• ASSIGNMENT:
The answer is a single figure: how many lines below contain the word "down".

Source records
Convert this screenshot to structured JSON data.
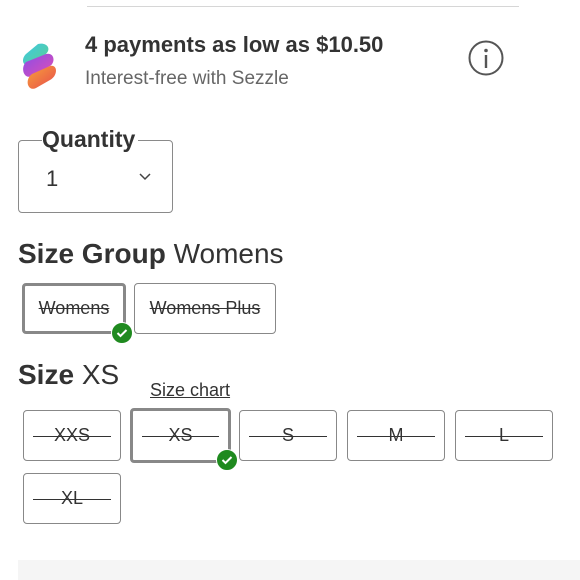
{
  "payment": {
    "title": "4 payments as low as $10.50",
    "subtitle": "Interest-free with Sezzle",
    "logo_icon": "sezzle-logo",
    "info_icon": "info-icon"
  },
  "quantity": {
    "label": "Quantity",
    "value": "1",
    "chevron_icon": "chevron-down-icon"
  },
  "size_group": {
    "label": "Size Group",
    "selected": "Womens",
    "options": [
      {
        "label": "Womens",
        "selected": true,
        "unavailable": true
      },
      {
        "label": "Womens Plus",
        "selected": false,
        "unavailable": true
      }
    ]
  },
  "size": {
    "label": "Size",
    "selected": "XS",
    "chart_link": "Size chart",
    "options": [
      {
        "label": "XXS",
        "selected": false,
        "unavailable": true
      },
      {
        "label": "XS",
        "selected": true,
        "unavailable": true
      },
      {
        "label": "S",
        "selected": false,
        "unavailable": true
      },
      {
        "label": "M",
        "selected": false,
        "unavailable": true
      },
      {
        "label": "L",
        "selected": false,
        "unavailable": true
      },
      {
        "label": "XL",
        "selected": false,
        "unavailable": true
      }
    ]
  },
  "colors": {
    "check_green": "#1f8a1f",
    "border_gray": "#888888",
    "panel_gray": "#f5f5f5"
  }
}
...
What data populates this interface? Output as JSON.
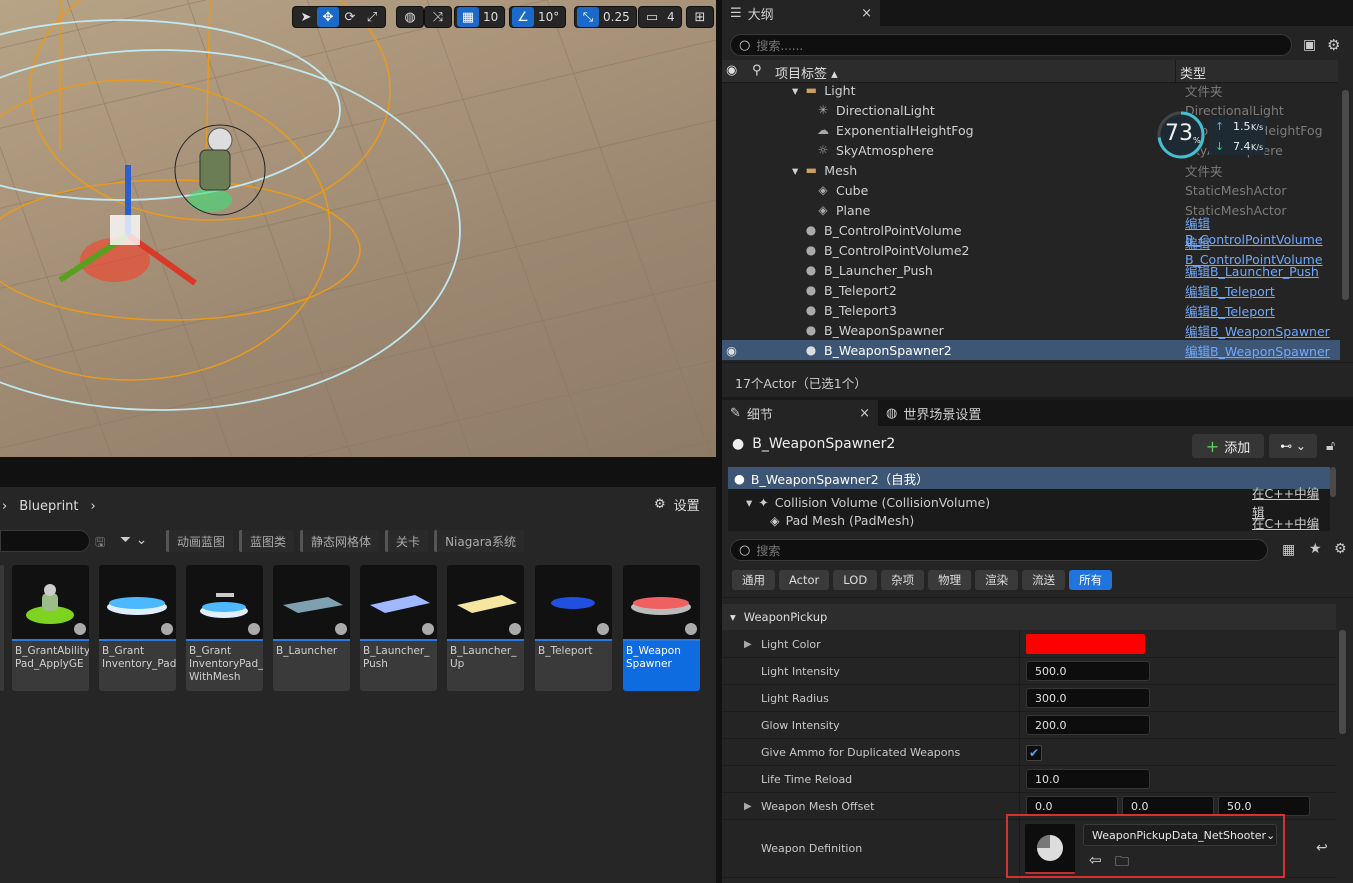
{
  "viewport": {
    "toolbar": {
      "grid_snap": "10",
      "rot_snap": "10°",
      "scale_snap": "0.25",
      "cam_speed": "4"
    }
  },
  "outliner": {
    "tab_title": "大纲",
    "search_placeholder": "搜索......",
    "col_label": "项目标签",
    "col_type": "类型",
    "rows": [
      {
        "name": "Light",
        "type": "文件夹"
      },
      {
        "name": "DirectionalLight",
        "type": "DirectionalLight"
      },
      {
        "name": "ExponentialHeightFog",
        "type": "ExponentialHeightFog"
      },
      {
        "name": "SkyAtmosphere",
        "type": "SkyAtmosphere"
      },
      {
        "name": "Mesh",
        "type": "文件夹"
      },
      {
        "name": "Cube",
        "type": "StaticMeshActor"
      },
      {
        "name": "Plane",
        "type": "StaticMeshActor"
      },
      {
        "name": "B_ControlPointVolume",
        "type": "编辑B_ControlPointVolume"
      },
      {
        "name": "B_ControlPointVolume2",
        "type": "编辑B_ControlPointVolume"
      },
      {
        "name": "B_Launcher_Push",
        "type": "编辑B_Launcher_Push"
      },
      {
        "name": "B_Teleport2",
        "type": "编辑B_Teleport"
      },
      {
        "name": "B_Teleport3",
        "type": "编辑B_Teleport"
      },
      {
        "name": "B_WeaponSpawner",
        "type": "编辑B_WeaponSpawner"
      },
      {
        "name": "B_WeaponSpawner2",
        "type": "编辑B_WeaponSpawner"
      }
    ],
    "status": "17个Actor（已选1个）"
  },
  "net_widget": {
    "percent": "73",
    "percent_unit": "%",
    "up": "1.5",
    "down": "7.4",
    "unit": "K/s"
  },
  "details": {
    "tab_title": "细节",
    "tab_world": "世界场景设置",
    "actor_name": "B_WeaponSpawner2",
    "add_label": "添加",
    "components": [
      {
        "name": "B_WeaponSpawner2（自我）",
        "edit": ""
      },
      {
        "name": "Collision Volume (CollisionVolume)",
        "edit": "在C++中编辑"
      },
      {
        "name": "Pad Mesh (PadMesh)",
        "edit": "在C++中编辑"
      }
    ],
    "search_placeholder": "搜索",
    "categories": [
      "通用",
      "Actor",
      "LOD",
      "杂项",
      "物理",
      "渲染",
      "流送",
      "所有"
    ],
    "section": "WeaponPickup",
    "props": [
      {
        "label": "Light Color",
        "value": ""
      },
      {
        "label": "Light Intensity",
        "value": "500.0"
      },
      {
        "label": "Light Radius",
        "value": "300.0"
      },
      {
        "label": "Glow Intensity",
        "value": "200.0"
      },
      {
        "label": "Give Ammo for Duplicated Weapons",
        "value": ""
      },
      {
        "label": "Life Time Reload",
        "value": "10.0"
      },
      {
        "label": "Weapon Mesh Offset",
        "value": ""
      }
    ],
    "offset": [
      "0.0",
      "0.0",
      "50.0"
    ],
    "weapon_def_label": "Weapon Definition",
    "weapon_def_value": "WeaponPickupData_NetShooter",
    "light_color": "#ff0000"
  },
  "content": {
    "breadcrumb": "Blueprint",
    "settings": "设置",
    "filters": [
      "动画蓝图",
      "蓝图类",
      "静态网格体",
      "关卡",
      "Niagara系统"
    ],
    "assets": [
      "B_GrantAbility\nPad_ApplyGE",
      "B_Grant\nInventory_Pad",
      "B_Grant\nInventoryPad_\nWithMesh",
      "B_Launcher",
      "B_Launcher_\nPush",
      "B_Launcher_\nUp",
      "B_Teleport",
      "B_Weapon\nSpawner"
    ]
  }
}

• FINAL ANSWER:
2